# Problem
Restate the data below word for word, leaving nothing out.

[Stored items from a collection]
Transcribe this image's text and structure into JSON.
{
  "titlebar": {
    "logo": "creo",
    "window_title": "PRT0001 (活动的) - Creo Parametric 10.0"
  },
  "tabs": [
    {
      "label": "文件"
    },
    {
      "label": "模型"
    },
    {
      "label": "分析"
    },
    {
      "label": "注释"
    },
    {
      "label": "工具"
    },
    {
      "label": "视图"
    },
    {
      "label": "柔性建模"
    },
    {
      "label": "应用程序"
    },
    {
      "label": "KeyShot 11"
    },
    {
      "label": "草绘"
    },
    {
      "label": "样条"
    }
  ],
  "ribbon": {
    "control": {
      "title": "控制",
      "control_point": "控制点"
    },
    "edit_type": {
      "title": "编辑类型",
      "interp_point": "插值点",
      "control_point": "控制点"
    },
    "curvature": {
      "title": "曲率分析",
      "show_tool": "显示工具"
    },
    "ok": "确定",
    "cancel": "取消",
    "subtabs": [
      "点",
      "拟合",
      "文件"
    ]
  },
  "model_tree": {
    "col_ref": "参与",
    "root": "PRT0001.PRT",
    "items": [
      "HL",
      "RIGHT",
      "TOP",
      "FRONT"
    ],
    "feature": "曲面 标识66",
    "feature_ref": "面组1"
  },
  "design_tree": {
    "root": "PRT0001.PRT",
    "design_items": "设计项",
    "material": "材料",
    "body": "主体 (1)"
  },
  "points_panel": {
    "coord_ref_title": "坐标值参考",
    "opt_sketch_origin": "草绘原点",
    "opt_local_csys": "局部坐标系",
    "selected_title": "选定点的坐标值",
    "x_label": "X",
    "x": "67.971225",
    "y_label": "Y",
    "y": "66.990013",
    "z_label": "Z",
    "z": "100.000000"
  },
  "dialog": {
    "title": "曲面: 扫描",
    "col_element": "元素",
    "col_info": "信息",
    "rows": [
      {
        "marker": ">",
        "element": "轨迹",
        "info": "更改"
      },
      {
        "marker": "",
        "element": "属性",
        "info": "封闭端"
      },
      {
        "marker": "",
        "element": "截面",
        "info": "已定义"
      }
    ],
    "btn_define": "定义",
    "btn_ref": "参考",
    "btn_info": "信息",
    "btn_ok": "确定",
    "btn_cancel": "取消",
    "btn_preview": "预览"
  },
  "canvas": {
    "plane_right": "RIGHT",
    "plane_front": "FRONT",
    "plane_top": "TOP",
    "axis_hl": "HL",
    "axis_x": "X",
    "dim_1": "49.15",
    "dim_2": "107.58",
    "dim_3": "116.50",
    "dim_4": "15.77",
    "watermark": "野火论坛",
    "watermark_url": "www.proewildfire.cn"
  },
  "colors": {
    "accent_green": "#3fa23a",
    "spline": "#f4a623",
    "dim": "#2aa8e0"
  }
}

# Output of the task
Transcribe this image's text and structure into JSON.
{
  "titlebar": {
    "logo": "creo",
    "window_title": "PRT0001 (活动的) - Creo Parametric 10.0"
  },
  "tabs": [
    {
      "label": "文件"
    },
    {
      "label": "模型"
    },
    {
      "label": "分析"
    },
    {
      "label": "注释"
    },
    {
      "label": "工具"
    },
    {
      "label": "视图"
    },
    {
      "label": "柔性建模"
    },
    {
      "label": "应用程序"
    },
    {
      "label": "KeyShot 11"
    },
    {
      "label": "草绘"
    },
    {
      "label": "样条"
    }
  ],
  "ribbon": {
    "control": {
      "title": "控制",
      "control_point": "控制点"
    },
    "edit_type": {
      "title": "编辑类型",
      "interp_point": "插值点",
      "control_point": "控制点"
    },
    "curvature": {
      "title": "曲率分析",
      "show_tool": "显示工具"
    },
    "ok": "确定",
    "cancel": "取消",
    "subtabs": [
      "点",
      "拟合",
      "文件"
    ]
  },
  "model_tree": {
    "col_ref": "参与",
    "root": "PRT0001.PRT",
    "items": [
      "HL",
      "RIGHT",
      "TOP",
      "FRONT"
    ],
    "feature": "曲面 标识66",
    "feature_ref": "面组1"
  },
  "design_tree": {
    "root": "PRT0001.PRT",
    "design_items": "设计项",
    "material": "材料",
    "body": "主体 (1)"
  },
  "points_panel": {
    "coord_ref_title": "坐标值参考",
    "opt_sketch_origin": "草绘原点",
    "opt_local_csys": "局部坐标系",
    "selected_title": "选定点的坐标值",
    "x_label": "X",
    "x": "67.971225",
    "y_label": "Y",
    "y": "66.990013",
    "z_label": "Z",
    "z": "100.000000"
  },
  "dialog": {
    "title": "曲面: 扫描",
    "col_element": "元素",
    "col_info": "信息",
    "rows": [
      {
        "marker": ">",
        "element": "轨迹",
        "info": "更改"
      },
      {
        "marker": "",
        "element": "属性",
        "info": "封闭端"
      },
      {
        "marker": "",
        "element": "截面",
        "info": "已定义"
      }
    ],
    "btn_define": "定义",
    "btn_ref": "参考",
    "btn_info": "信息",
    "btn_ok": "确定",
    "btn_cancel": "取消",
    "btn_preview": "预览"
  },
  "canvas": {
    "plane_right": "RIGHT",
    "plane_front": "FRONT",
    "plane_top": "TOP",
    "axis_hl": "HL",
    "axis_x": "X",
    "dim_1": "49.15",
    "dim_2": "107.58",
    "dim_3": "116.50",
    "dim_4": "15.77",
    "watermark": "野火论坛",
    "watermark_url": "www.proewildfire.cn"
  },
  "colors": {
    "accent_green": "#3fa23a",
    "spline": "#f4a623",
    "dim": "#2aa8e0"
  }
}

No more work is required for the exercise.